Is it all right to prune rose bushes in the fall? How far back? And what about the completely dead stalks?
To answer your question, let me give you a brief primer on fall rose care.
It's important to understand how to get roses ready for winter. Doing things improperly can sometimes cause damage to the plant.
First, you need to understand that roses don't know when to stop for the year; they want to keep growing and growing and growing. This characteristic goes back to some of the parentage of today's modern hybrid roses.
The very desirable trait of re-blooming throughout the summer comes from a couple of rose species that are tropical or subtropical. They can grow all year because of the climate, so they don't have a built-in switch that shuts off growth as days shorten and it gets colder.
That late season growth is sort of nice because the plant continues to bloom and look pretty good while everything around it is losing leaves, but that can lead to trouble when the plant is frozen back severely with an early frost.
The first thing we want to do is to maintain the plant in such a way as to slow it down in the fall and start thinking about going into dormancy.
This boils down to a list of "thou shalt nots."
First, thou shalt not continue to water your roses frequently during the fall. People tend to water into the fall the same way they watered during the summer. Of course, the plant needs water, it's just a matter of stretching out the time between soakings to encourage the plant to slow down.
Second, thou shalt not fertilize your roses in the fall. Fertilizer generally stimulates growth and you really don't want that. I don't like to fertilize roses after the first of August.
Third, thou shalt not prune your roses in the fall (at least too early in the fall). Pruning is a natural growth stimulant. The plant will sprout new growth to replace what was cut off. We don't want new growth in the fall, so I stop deadheading my plants the first half of August and let them go the rest of the fall.
Adhering to these commandments will help prepare your plant for the coming cold weather.

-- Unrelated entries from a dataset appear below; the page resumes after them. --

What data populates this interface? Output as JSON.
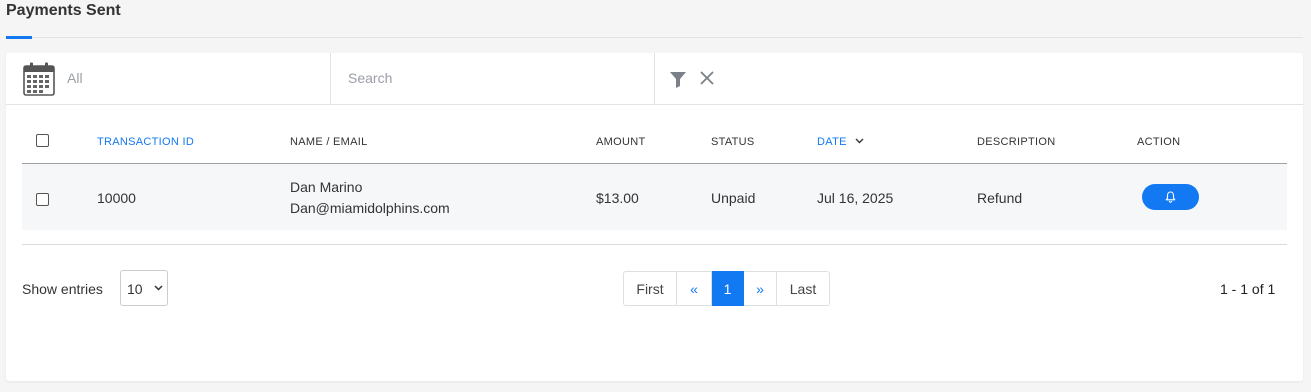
{
  "page": {
    "title": "Payments Sent"
  },
  "filters": {
    "date_value": "All",
    "search_placeholder": "Search"
  },
  "table": {
    "columns": {
      "transaction_id": "TRANSACTION ID",
      "name_email": "NAME / EMAIL",
      "amount": "AMOUNT",
      "status": "STATUS",
      "date": "DATE",
      "description": "DESCRIPTION",
      "action": "ACTION"
    },
    "rows": [
      {
        "transaction_id": "10000",
        "name": "Dan Marino",
        "email": "Dan@miamidolphins.com",
        "amount": "$13.00",
        "status": "Unpaid",
        "date": "Jul 16, 2025",
        "description": "Refund",
        "action_icon": "bell-icon"
      }
    ]
  },
  "footer": {
    "show_entries_label": "Show entries",
    "entries_value": "10",
    "pagination": {
      "first": "First",
      "prev": "«",
      "current": "1",
      "next": "»",
      "last": "Last"
    },
    "range_text": "1 - 1 of 1"
  },
  "colors": {
    "accent": "#1279f2",
    "row_background": "#f6f7f9",
    "page_background": "#f5f5f6"
  }
}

Once the ground has frozen in late November or early December, you can think about mulching your plants. Don't mulch them too early. All you'll do is hold in the relatively warm soil temperatures and keep the plant actively growing later than it should.
Let the ground freeze first and then put down the mulch. Frozen ground won't hurt the plant, we just want to protect it from the really cold temperatures we'll have in January and February.
Use a coarse, fluffy material to mulch roses. Chopped leaves, straw, wood chips or red cedar mulch will do a good job.
Pile it in a cone shape around the base of the plant. The cone should be about 12 inches tall or so. This will protect the graft union so that if we get a really cold winter, the graft will still be alive, even if it kills back the exposed canes, and you can easily rebuild the plant next spring.
If the weather has been dry, I think it is a good idea to water the soil well around the plant before putting down the mulch. Next spring in late March, gently pull the mulch away from the plant and spread it out around the plant to keep down weeds and hold water.
Occasionally, it's a good idea to cut roses back a bit in the fall. I'll recommend this if a plant is especially tall and lanky. In that case, wait until the ground is frozen and you're ready to mulch, and cut back then.
I won't do the standard rose pruning but a quick "crew cut" to 3 feet or 4 feet tall. This will help the plant look better over the winter and will reduce the chance of snow building up on the end and breaking the entire cane.
You shouldn't have to do this fall pruning if you've been pruning properly every spring.